• **ACTION ITEM**:
Complete, exact copies of all entries are needed.

########

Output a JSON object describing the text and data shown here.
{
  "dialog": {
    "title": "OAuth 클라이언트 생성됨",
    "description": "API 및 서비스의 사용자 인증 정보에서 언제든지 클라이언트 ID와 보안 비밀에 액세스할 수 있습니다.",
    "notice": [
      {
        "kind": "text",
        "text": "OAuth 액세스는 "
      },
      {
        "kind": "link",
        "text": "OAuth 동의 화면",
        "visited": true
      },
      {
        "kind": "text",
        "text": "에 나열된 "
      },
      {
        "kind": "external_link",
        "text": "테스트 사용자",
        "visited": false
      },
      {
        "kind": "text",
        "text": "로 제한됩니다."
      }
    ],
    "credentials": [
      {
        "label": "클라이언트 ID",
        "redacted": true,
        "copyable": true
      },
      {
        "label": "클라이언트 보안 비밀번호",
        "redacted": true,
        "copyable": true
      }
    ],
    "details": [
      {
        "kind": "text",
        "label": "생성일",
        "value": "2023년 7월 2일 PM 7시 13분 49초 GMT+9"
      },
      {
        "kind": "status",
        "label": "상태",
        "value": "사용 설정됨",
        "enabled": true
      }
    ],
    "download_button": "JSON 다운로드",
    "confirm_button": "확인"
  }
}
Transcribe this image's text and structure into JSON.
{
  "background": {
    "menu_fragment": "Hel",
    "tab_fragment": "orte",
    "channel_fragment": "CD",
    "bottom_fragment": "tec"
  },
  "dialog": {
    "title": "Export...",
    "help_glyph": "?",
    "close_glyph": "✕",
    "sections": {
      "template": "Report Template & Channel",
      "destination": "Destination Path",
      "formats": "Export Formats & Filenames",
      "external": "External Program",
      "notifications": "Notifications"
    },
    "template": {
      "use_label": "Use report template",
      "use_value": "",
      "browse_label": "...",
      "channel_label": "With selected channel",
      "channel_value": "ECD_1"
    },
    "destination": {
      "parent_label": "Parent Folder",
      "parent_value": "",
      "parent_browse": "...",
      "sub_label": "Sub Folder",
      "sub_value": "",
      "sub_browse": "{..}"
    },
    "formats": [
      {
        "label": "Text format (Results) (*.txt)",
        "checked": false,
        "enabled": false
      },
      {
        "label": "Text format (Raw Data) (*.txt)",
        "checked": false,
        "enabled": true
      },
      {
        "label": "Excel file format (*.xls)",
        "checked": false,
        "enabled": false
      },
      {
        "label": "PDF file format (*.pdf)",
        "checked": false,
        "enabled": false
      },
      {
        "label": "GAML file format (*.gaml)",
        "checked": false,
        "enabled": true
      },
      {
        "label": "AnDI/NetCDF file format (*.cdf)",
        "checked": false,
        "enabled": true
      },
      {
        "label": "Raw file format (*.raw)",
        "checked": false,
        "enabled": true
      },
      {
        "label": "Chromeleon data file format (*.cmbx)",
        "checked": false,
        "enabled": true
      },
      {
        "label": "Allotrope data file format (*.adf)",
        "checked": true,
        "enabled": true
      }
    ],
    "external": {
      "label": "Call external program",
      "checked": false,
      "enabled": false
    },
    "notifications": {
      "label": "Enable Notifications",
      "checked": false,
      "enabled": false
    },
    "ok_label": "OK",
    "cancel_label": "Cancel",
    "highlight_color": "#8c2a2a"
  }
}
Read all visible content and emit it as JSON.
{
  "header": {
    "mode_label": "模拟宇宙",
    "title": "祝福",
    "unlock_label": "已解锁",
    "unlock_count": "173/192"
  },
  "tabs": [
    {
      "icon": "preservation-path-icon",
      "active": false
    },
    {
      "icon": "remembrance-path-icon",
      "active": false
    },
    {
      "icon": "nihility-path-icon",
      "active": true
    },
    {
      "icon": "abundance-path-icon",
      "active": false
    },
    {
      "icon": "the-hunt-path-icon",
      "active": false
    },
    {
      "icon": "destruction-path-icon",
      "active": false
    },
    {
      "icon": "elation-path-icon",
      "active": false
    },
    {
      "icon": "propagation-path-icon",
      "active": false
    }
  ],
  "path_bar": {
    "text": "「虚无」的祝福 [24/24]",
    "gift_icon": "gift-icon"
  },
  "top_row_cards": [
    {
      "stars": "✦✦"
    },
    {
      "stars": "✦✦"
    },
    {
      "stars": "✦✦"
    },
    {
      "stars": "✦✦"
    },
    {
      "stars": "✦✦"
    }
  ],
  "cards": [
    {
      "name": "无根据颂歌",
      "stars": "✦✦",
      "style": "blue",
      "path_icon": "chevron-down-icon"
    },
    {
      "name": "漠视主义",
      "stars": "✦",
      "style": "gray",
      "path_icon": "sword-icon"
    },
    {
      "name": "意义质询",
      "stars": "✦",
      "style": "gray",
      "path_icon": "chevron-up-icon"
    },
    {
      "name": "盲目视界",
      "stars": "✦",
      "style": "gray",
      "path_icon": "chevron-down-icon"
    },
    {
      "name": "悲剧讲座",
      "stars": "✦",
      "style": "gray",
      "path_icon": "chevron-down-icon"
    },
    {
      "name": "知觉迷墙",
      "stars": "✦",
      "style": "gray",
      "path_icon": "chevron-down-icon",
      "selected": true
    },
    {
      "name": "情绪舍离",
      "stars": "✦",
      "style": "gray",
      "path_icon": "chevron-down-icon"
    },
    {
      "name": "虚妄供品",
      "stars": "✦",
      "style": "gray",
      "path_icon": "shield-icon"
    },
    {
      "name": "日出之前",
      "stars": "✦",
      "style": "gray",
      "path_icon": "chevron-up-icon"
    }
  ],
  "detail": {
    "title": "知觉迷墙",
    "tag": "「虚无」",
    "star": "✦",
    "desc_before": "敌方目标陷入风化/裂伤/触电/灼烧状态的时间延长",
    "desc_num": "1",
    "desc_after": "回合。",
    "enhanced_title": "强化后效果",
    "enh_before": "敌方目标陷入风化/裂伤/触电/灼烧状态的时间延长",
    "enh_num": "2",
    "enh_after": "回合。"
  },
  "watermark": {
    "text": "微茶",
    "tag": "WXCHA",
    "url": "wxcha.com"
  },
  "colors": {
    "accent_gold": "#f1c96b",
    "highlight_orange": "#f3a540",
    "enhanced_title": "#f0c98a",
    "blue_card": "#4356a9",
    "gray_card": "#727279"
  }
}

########

• **COMPLETED EXERCISE**:
Output a JSON object describing the text and data shown here.
{
  "dialog": {
    "title": "OAuth 클라이언트 생성됨",
    "description": "API 및 서비스의 사용자 인증 정보에서 언제든지 클라이언트 ID와 보안 비밀에 액세스할 수 있습니다.",
    "notice": [
      {
        "kind": "text",
        "text": "OAuth 액세스는 "
      },
      {
        "kind": "link",
        "text": "OAuth 동의 화면",
        "visited": true
      },
      {
        "kind": "text",
        "text": "에 나열된 "
      },
      {
        "kind": "external_link",
        "text": "테스트 사용자",
        "visited": false
      },
      {
        "kind": "text",
        "text": "로 제한됩니다."
      }
    ],
    "credentials": [
      {
        "label": "클라이언트 ID",
        "redacted": true,
        "copyable": true
      },
      {
        "label": "클라이언트 보안 비밀번호",
        "redacted": true,
        "copyable": true
      }
    ],
    "details": [
      {
        "kind": "text",
        "label": "생성일",
        "value": "2023년 7월 2일 PM 7시 13분 49초 GMT+9"
      },
      {
        "kind": "status",
        "label": "상태",
        "value": "사용 설정됨",
        "enabled": true
      }
    ],
    "download_button": "JSON 다운로드",
    "confirm_button": "확인"
  }
}
Transcribe this image's text and structure into JSON.
{
  "background": {
    "menu_fragment": "Hel",
    "tab_fragment": "orte",
    "channel_fragment": "CD",
    "bottom_fragment": "tec"
  },
  "dialog": {
    "title": "Export...",
    "help_glyph": "?",
    "close_glyph": "✕",
    "sections": {
      "template": "Report Template & Channel",
      "destination": "Destination Path",
      "formats": "Export Formats & Filenames",
      "external": "External Program",
      "notifications": "Notifications"
    },
    "template": {
      "use_label": "Use report template",
      "use_value": "",
      "browse_label": "...",
      "channel_label": "With selected channel",
      "channel_value": "ECD_1"
    },
    "destination": {
      "parent_label": "Parent Folder",
      "parent_value": "",
      "parent_browse": "...",
      "sub_label": "Sub Folder",
      "sub_value": "",
      "sub_browse": "{..}"
    },
    "formats": [
      {
        "label": "Text format (Results) (*.txt)",
        "checked": false,
        "enabled": false
      },
      {
        "label": "Text format (Raw Data) (*.txt)",
        "checked": false,
        "enabled": true
      },
      {
        "label": "Excel file format (*.xls)",
        "checked": false,
        "enabled": false
      },
      {
        "label": "PDF file format (*.pdf)",
        "checked": false,
        "enabled": false
      },
      {
        "label": "GAML file format (*.gaml)",
        "checked": false,
        "enabled": true
      },
      {
        "label": "AnDI/NetCDF file format (*.cdf)",
        "checked": false,
        "enabled": true
      },
      {
        "label": "Raw file format (*.raw)",
        "checked": false,
        "enabled": true
      },
      {
        "label": "Chromeleon data file format (*.cmbx)",
        "checked": false,
        "enabled": true
      },
      {
        "label": "Allotrope data file format (*.adf)",
        "checked": true,
        "enabled": true
      }
    ],
    "external": {
      "label": "Call external program",
      "checked": false,
      "enabled": false
    },
    "notifications": {
      "label": "Enable Notifications",
      "checked": false,
      "enabled": false
    },
    "ok_label": "OK",
    "cancel_label": "Cancel",
    "highlight_color": "#8c2a2a"
  }
}
Read all visible content and emit it as JSON.
{
  "header": {
    "mode_label": "模拟宇宙",
    "title": "祝福",
    "unlock_label": "已解锁",
    "unlock_count": "173/192"
  },
  "tabs": [
    {
      "icon": "preservation-path-icon",
      "active": false
    },
    {
      "icon": "remembrance-path-icon",
      "active": false
    },
    {
      "icon": "nihility-path-icon",
      "active": true
    },
    {
      "icon": "abundance-path-icon",
      "active": false
    },
    {
      "icon": "the-hunt-path-icon",
      "active": false
    },
    {
      "icon": "destruction-path-icon",
      "active": false
    },
    {
      "icon": "elation-path-icon",
      "active": false
    },
    {
      "icon": "propagation-path-icon",
      "active": false
    }
  ],
  "path_bar": {
    "text": "「虚无」的祝福 [24/24]",
    "gift_icon": "gift-icon"
  },
  "top_row_cards": [
    {
      "stars": "✦✦"
    },
    {
      "stars": "✦✦"
    },
    {
      "stars": "✦✦"
    },
    {
      "stars": "✦✦"
    },
    {
      "stars": "✦✦"
    }
  ],
  "cards": [
    {
      "name": "无根据颂歌",
      "stars": "✦✦",
      "style": "blue",
      "path_icon": "chevron-down-icon"
    },
    {
      "name": "漠视主义",
      "stars": "✦",
      "style": "gray",
      "path_icon": "sword-icon"
    },
    {
      "name": "意义质询",
      "stars": "✦",
      "style": "gray",
      "path_icon": "chevron-up-icon"
    },
    {
      "name": "盲目视界",
      "stars": "✦",
      "style": "gray",
      "path_icon": "chevron-down-icon"
    },
    {
      "name": "悲剧讲座",
      "stars": "✦",
      "style": "gray",
      "path_icon": "chevron-down-icon"
    },
    {
      "name": "知觉迷墙",
      "stars": "✦",
      "style": "gray",
      "path_icon": "chevron-down-icon",
      "selected": true
    },
    {
      "name": "情绪舍离",
      "stars": "✦",
      "style": "gray",
      "path_icon": "chevron-down-icon"
    },
    {
      "name": "虚妄供品",
      "stars": "✦",
      "style": "gray",
      "path_icon": "shield-icon"
    },
    {
      "name": "日出之前",
      "stars": "✦",
      "style": "gray",
      "path_icon": "chevron-up-icon"
    }
  ],
  "detail": {
    "title": "知觉迷墙",
    "tag": "「虚无」",
    "star": "✦",
    "desc_before": "敌方目标陷入风化/裂伤/触电/灼烧状态的时间延长",
    "desc_num": "1",
    "desc_after": "回合。",
    "enhanced_title": "强化后效果",
    "enh_before": "敌方目标陷入风化/裂伤/触电/灼烧状态的时间延长",
    "enh_num": "2",
    "enh_after": "回合。"
  },
  "watermark": {
    "text": "微茶",
    "tag": "WXCHA",
    "url": "wxcha.com"
  },
  "colors": {
    "accent_gold": "#f1c96b",
    "highlight_orange": "#f3a540",
    "enhanced_title": "#f0c98a",
    "blue_card": "#4356a9",
    "gray_card": "#727279"
  }
}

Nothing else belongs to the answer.